On God and Science

Science doesn’t require a God of any kind to be complete.

Some people construe this to mean that they can keep God in one pocket and science in the other. But science is much more dangerous than that. In rationalising a space between the two, people implicitly accept Aristotle’s theory of the primum movens (or, unmoved mover). In other words, we can regress evolution, or cosmology or what have you back beyond the point of measurement, and beyond that resides the godhead. So Big Bang is okay, because God lit the fuse, as it were.

But the fly in the ointment is that you can actually push science past Big Bang and it still remains coherent (it’s not easily testable, but it’s theoretically coherent). Likewise, you can reverse engineer forces and causes of the evolutionary process past the origin of life. In other words, science doesn’t just end where God begins, and vice versa. No, science is complete – that is, it can conceive of the universe in its totality independently of any conception whatsoever of a Creator.

… Which doesn’t leave a lot of space for God, if you’re honest about it.
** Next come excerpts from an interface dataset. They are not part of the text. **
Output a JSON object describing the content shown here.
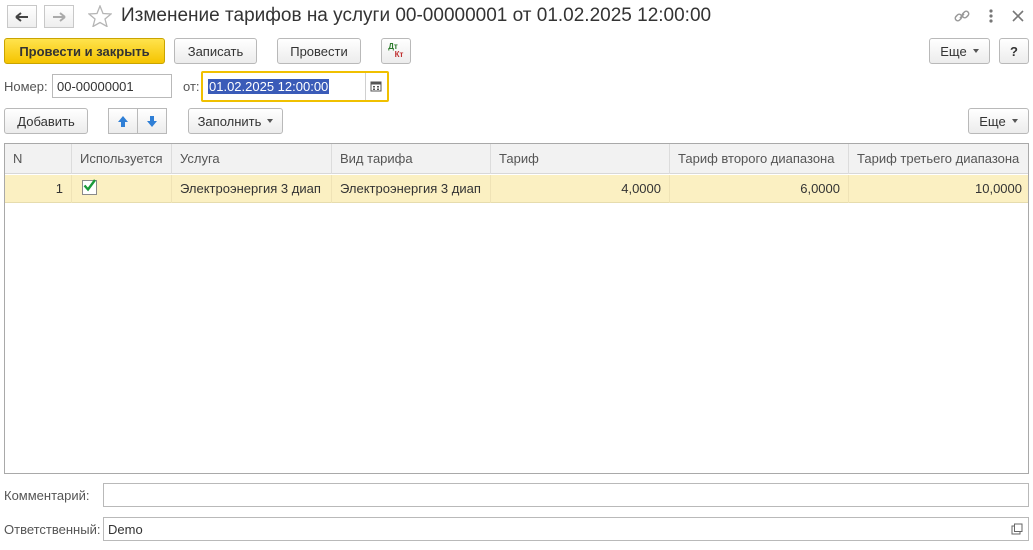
{
  "window": {
    "title": "Изменение тарифов на услуги 00-00000001 от 01.02.2025 12:00:00"
  },
  "toolbar": {
    "post_close_label": "Провести и закрыть",
    "save_label": "Записать",
    "post_label": "Провести",
    "dtkt_top": "Дт",
    "dtkt_bottom": "Кт",
    "more_label": "Еще",
    "help_label": "?"
  },
  "header": {
    "number_label": "Номер:",
    "number_value": "00-00000001",
    "date_label": "от:",
    "date_value": "01.02.2025 12:00:00"
  },
  "table_toolbar": {
    "add_label": "Добавить",
    "fill_label": "Заполнить",
    "more_label": "Еще"
  },
  "table": {
    "columns": [
      "N",
      "Используется",
      "Услуга",
      "Вид тарифа",
      "Тариф",
      "Тариф второго диапазона",
      "Тариф третьего диапазона"
    ],
    "rows": [
      {
        "n": "1",
        "used": true,
        "service": "Электроэнергия 3 диап",
        "tariff_type": "Электроэнергия 3 диап",
        "tariff": "4,0000",
        "tariff2": "6,0000",
        "tariff3": "10,0000"
      }
    ]
  },
  "footer": {
    "comment_label": "Комментарий:",
    "comment_value": "",
    "responsible_label": "Ответственный:",
    "responsible_value": "Demo"
  },
  "colors": {
    "primary_button": "#f5c400",
    "selected_row": "#fbf0c2",
    "focus_border": "#f0c000",
    "selection": "#3a5bb8",
    "check": "#1a9a3a"
  }
}
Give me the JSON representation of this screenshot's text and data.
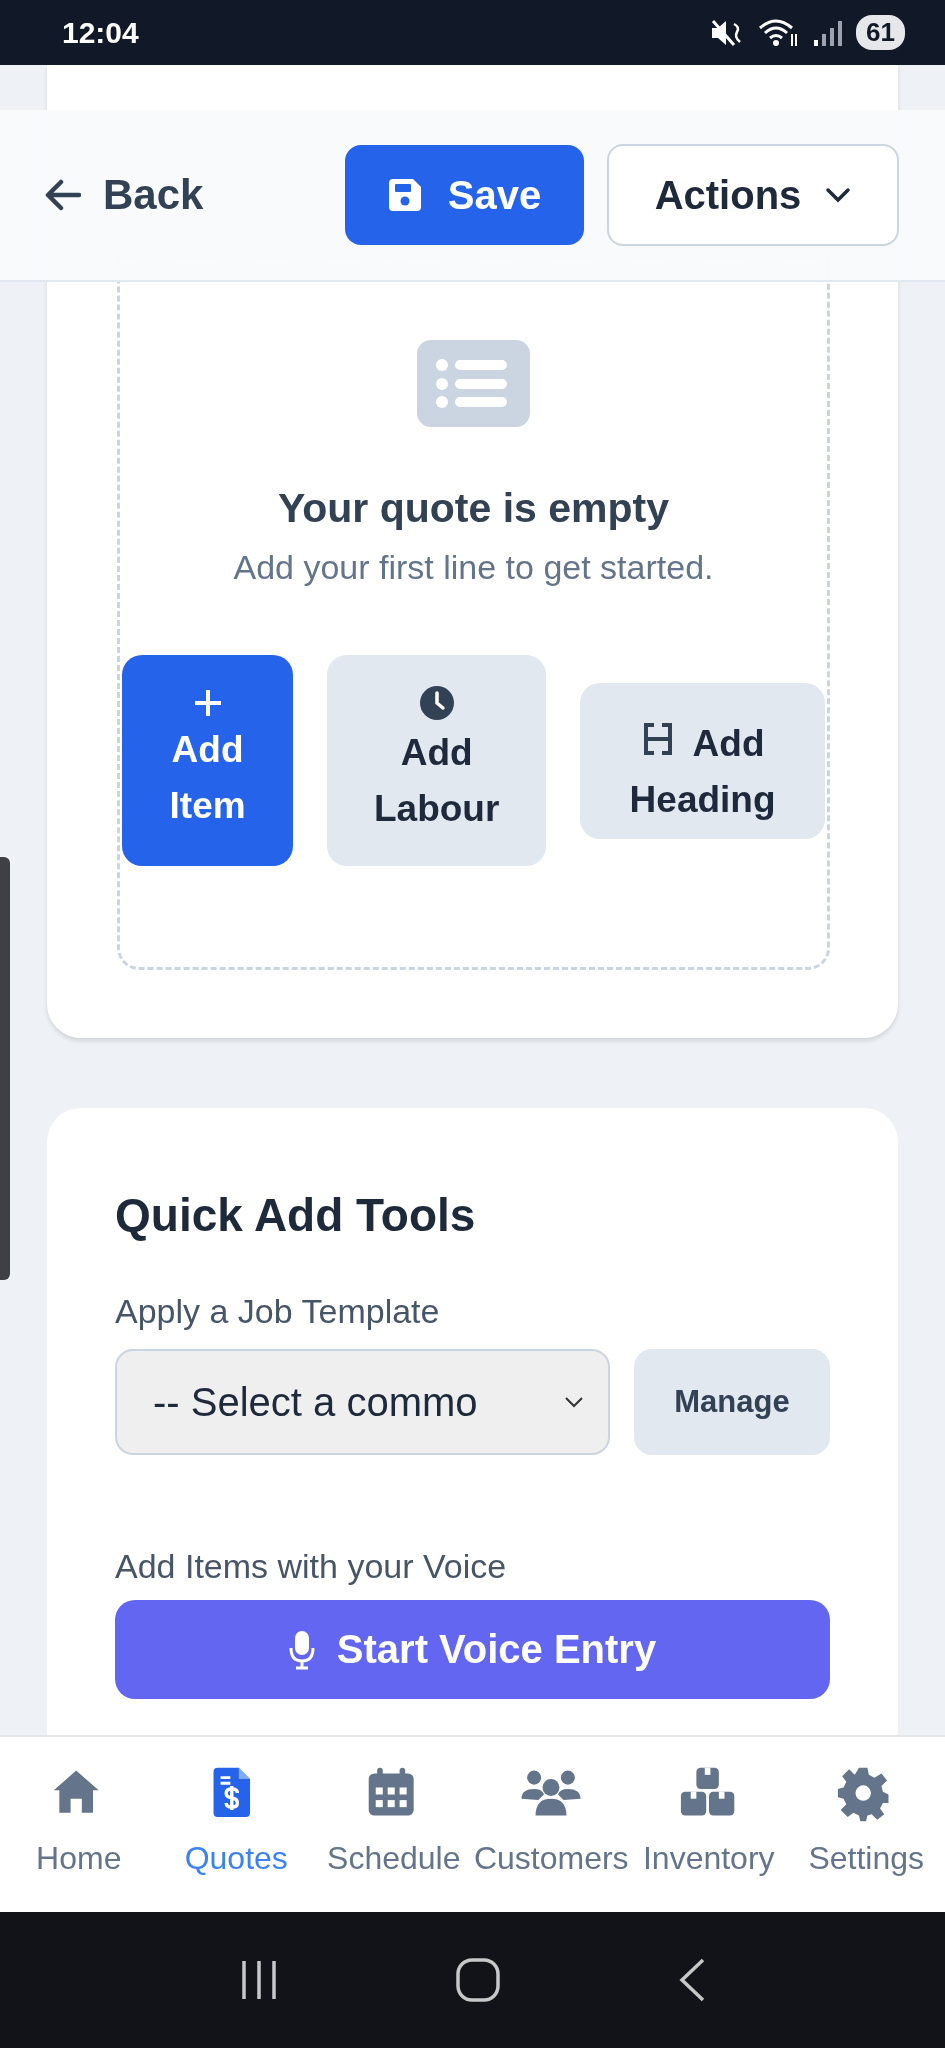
{
  "status_bar": {
    "time": "12:04",
    "battery": "61"
  },
  "toolbar": {
    "back": "Back",
    "save": "Save",
    "actions": "Actions"
  },
  "empty_state": {
    "title": "Your quote is empty",
    "subtitle": "Add your first line to get started."
  },
  "add_buttons": [
    {
      "kind": "item",
      "label": "Add Item"
    },
    {
      "kind": "labour",
      "label": "Add Labour"
    },
    {
      "kind": "heading",
      "label": "Add Heading"
    }
  ],
  "quick_add": {
    "title": "Quick Add Tools",
    "template_label": "Apply a Job Template",
    "template_select": {
      "value": "-- Select a commo"
    },
    "manage": "Manage",
    "voice_label": "Add Items with your Voice",
    "voice_button": "Start Voice Entry"
  },
  "bottom_nav": [
    {
      "label": "Home",
      "selected": false
    },
    {
      "label": "Quotes",
      "selected": true
    },
    {
      "label": "Schedule",
      "selected": false
    },
    {
      "label": "Customers",
      "selected": false
    },
    {
      "label": "Inventory",
      "selected": false
    },
    {
      "label": "Settings",
      "selected": false
    }
  ]
}
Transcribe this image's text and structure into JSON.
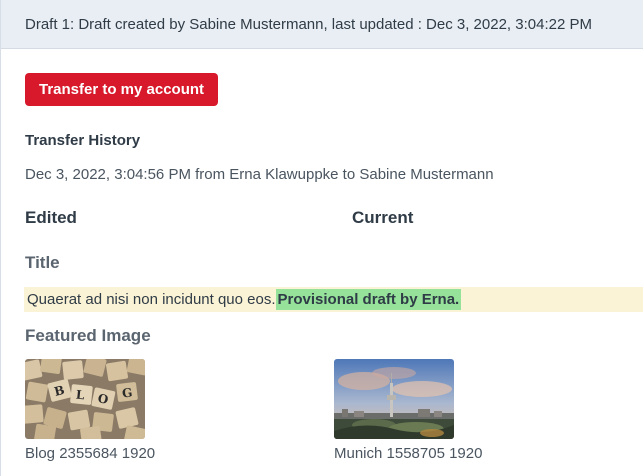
{
  "header": {
    "title": "Draft 1: Draft created by Sabine Mustermann, last updated : Dec 3, 2022, 3:04:22 PM"
  },
  "actions": {
    "transfer_label": "Transfer to my account"
  },
  "transfer_history": {
    "heading": "Transfer History",
    "entry": "Dec 3, 2022, 3:04:56 PM from Erna Klawuppke to Sabine Mustermann"
  },
  "compare": {
    "edited_label": "Edited",
    "current_label": "Current"
  },
  "fields": {
    "title_label": "Title",
    "title_unchanged": "Quaerat ad nisi non incidunt quo eos.",
    "title_added": "Provisional draft by Erna.",
    "featured_image_label": "Featured Image"
  },
  "images": {
    "edited_caption": "Blog 2355684 1920",
    "current_caption": "Munich 1558705 1920"
  },
  "colors": {
    "accent_button": "#d7192b",
    "diff_background": "#fbf3d6",
    "diff_added": "#96e29a",
    "header_background": "#e9eef4"
  }
}
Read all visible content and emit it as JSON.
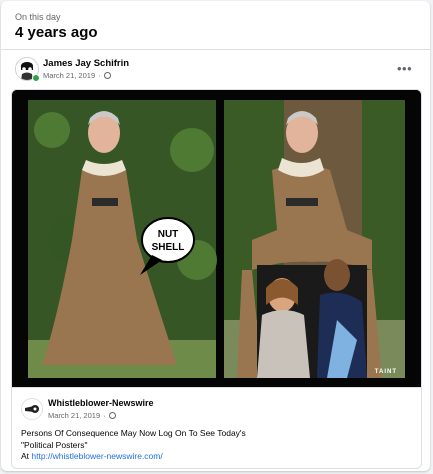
{
  "memory": {
    "label": "On this day",
    "title": "4 years ago"
  },
  "post": {
    "author": "James Jay Schifrin",
    "date": "March 21, 2019",
    "separator": "·",
    "more_label": "•••"
  },
  "shared": {
    "image": {
      "speech_bubble_line1": "NUT",
      "speech_bubble_line2": "SHELL",
      "watermark": "TAINT"
    },
    "page_name": "Whistleblower-Newswire",
    "date": "March 21, 2019",
    "separator": "·",
    "text_line1": "Persons Of Consequence May Now Log On To See Today's",
    "text_line2": "\"Political Posters\"",
    "text_line3_prefix": "At ",
    "link": "http://whistleblower-newswire.com/"
  },
  "colors": {
    "link": "#216fdb",
    "online": "#31a24c",
    "meta": "#65676b"
  }
}
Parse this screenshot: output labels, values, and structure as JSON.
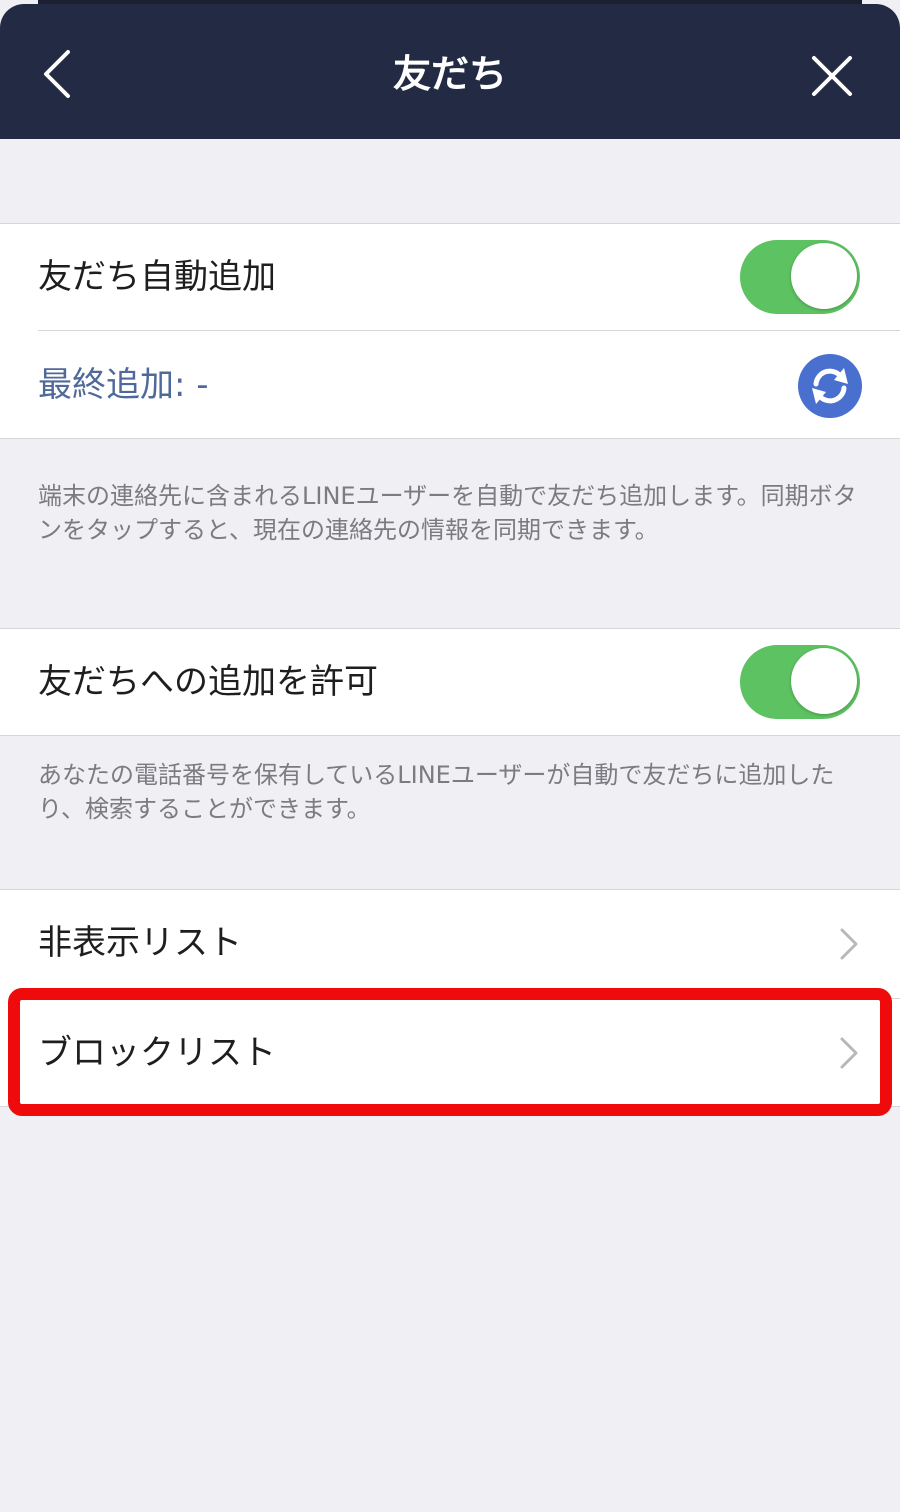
{
  "header": {
    "title": "友だち",
    "back_icon": "chevron-left-icon",
    "close_icon": "close-icon"
  },
  "auto_add": {
    "label": "友だち自動追加",
    "enabled": true,
    "last_added_label": "最終追加: -",
    "sync_icon": "sync-icon",
    "note": "端末の連絡先に含まれるLINEユーザーを自動で友だち追加します。同期ボタンをタップすると、現在の連絡先の情報を同期できます。"
  },
  "allow_add": {
    "label": "友だちへの追加を許可",
    "enabled": true,
    "note": "あなたの電話番号を保有しているLINEユーザーが自動で友だちに追加したり、検索することができます。"
  },
  "lists": {
    "hidden_label": "非表示リスト",
    "blocked_label": "ブロックリスト"
  },
  "colors": {
    "header_bg": "#232a43",
    "toggle_on": "#5dc262",
    "sync_button": "#4a70cf",
    "highlight": "#ef0b0b"
  }
}
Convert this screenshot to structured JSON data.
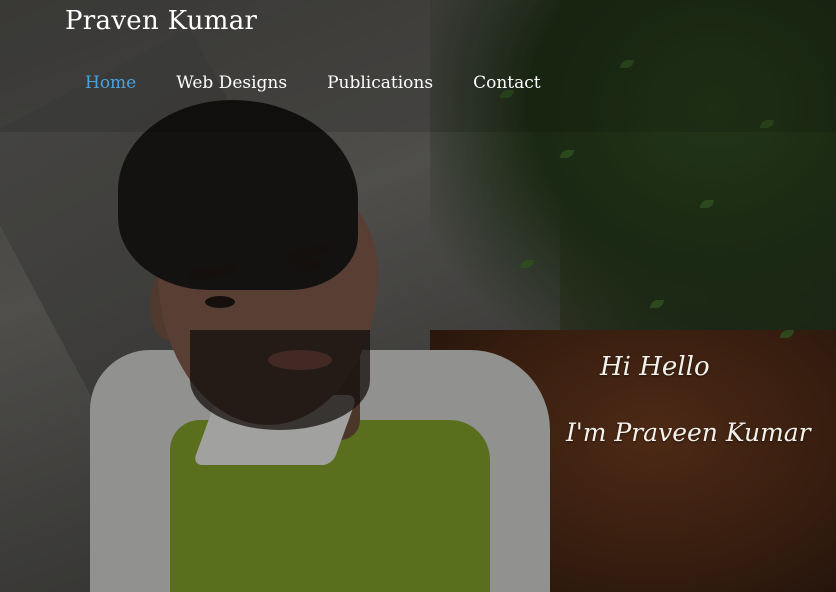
{
  "site": {
    "brand": "Praven Kumar"
  },
  "nav": {
    "items": [
      {
        "label": "Home",
        "active": true
      },
      {
        "label": "Web Designs",
        "active": false
      },
      {
        "label": "Publications",
        "active": false
      },
      {
        "label": "Contact",
        "active": false
      }
    ]
  },
  "hero": {
    "greeting_line1": "Hi Hello",
    "greeting_line2": "I'm Praveen Kumar"
  },
  "colors": {
    "active_nav": "#4aa3df",
    "text": "#ffffff"
  }
}
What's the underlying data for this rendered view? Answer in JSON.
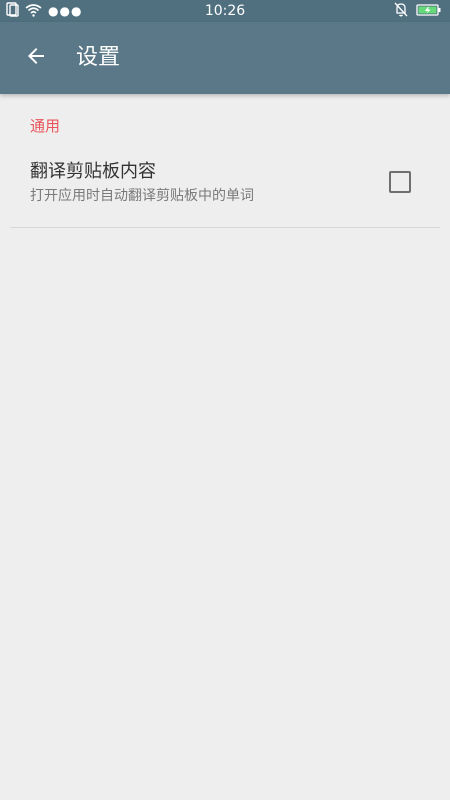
{
  "status_bar": {
    "time": "10:26",
    "left_icons": [
      "sim-card-icon",
      "wifi-icon",
      "more-dots-icon"
    ],
    "right_icons": [
      "notifications-off-icon",
      "battery-charging-icon"
    ],
    "battery_color": "#66d97a"
  },
  "app_bar": {
    "back_icon": "arrow-left-icon",
    "title": "设置",
    "color": "#5a7888"
  },
  "settings": {
    "section_header": "通用",
    "section_header_color": "#e8555b",
    "items": [
      {
        "title": "翻译剪贴板内容",
        "summary": "打开应用时自动翻译剪贴板中的单词",
        "checked": false
      }
    ]
  }
}
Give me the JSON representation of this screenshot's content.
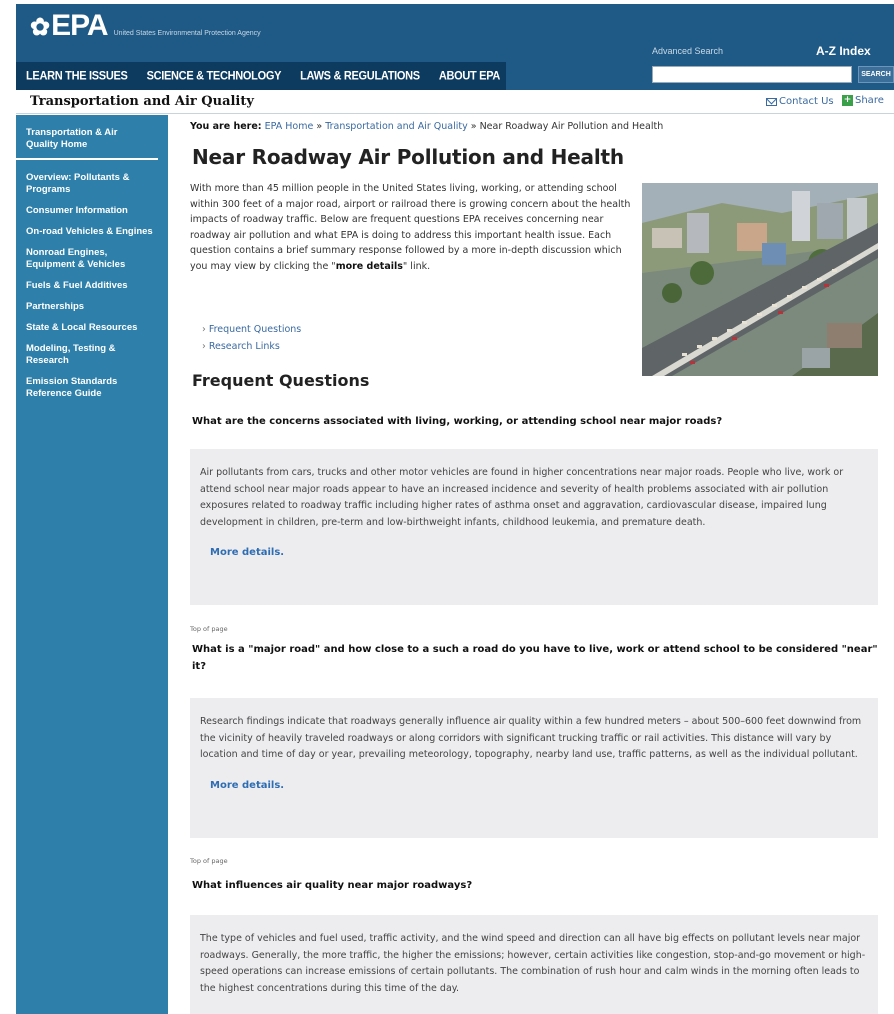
{
  "header": {
    "logo_text": "EPA",
    "agency_name": "United States Environmental Protection Agency",
    "nav": [
      "LEARN THE ISSUES",
      "SCIENCE & TECHNOLOGY",
      "LAWS & REGULATIONS",
      "ABOUT EPA"
    ],
    "advanced_search": "Advanced Search",
    "az_index": "A-Z Index",
    "search_placeholder": "",
    "search_button": "SEARCH"
  },
  "titlebar": {
    "site_title": "Transportation and Air Quality",
    "contact": "Contact Us",
    "share": "Share"
  },
  "sidebar": {
    "items": [
      "Transportation & Air Quality Home",
      "Overview: Pollutants & Programs",
      "Consumer Information",
      "On-road Vehicles & Engines",
      "Nonroad Engines, Equipment & Vehicles",
      "Fuels & Fuel Additives",
      "Partnerships",
      "State & Local Resources",
      "Modeling, Testing & Research",
      "Emission Standards Reference Guide"
    ]
  },
  "breadcrumb": {
    "label": "You are here:",
    "home": "EPA Home",
    "sep1": " » ",
    "section": "Transportation and Air Quality",
    "sep2": " » ",
    "current": "Near Roadway Air Pollution and Health"
  },
  "page": {
    "title": "Near Roadway Air Pollution and Health",
    "intro_before": "With more than 45 million people in the United States living, working, or attending school within 300 feet of a major road, airport or railroad there is growing concern about the health impacts of roadway traffic. Below are frequent questions EPA receives concerning near roadway air pollution and what EPA is doing to address this important health issue. Each question contains a brief summary response followed by a more in-depth discussion which you may view by clicking the \"",
    "intro_bold": "more details",
    "intro_after": "\" link.",
    "toc": [
      "Frequent Questions",
      "Research Links"
    ],
    "section_title": "Frequent Questions"
  },
  "faq": [
    {
      "question": "What are the concerns associated with living, working, or attending school near major roads?",
      "answer": "Air pollutants from cars, trucks and other motor vehicles are found in higher concentrations near major roads. People who live, work or attend school near major roads appear to have an increased incidence and severity of health problems associated with air pollution exposures related to roadway traffic including higher rates of asthma onset and aggravation, cardiovascular disease, impaired lung development in children, pre-term and low-birthweight infants, childhood leukemia, and premature death.",
      "more": "More details."
    },
    {
      "question": "What is a \"major road\" and how close to a such a road do you have to live, work or attend school to be considered \"near\" it?",
      "answer": "Research findings indicate that roadways generally influence air quality within a few hundred meters – about 500–600 feet downwind from the vicinity of heavily traveled roadways or along corridors with significant trucking traffic or rail activities. This distance will vary by location and time of day or year, prevailing meteorology, topography, nearby land use, traffic patterns, as well as the individual pollutant.",
      "more": "More details."
    },
    {
      "question": "What influences air quality near major roadways?",
      "answer": "The type of vehicles and fuel used, traffic activity, and the wind speed and direction can all have big effects on pollutant levels near major roadways. Generally, the more traffic, the higher the emissions; however, certain activities like congestion, stop-and-go movement or high-speed operations can increase emissions of certain pollutants. The combination of rush hour and calm winds in the morning often leads to the highest concentrations during this time of the day.",
      "more": ""
    }
  ],
  "top_of_page": "Top of page"
}
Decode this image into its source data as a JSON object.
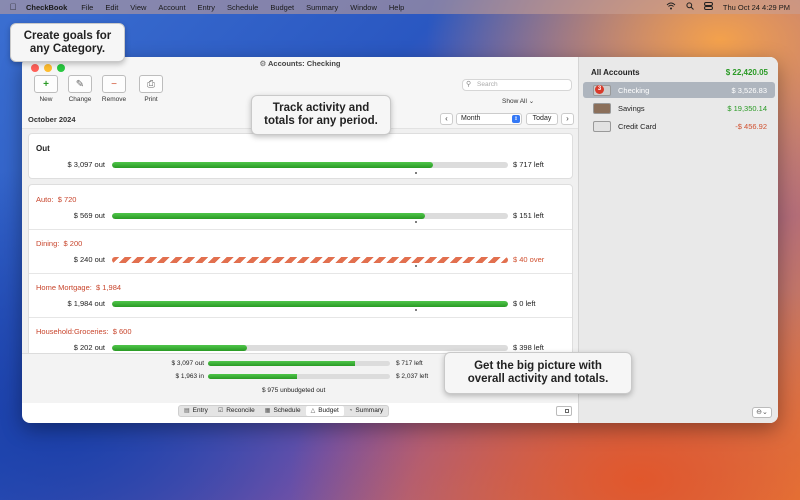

(And God, for his part, says, ‘I am that I am‘ and plagues me with boils. So, swings and roundabouts, I guess.)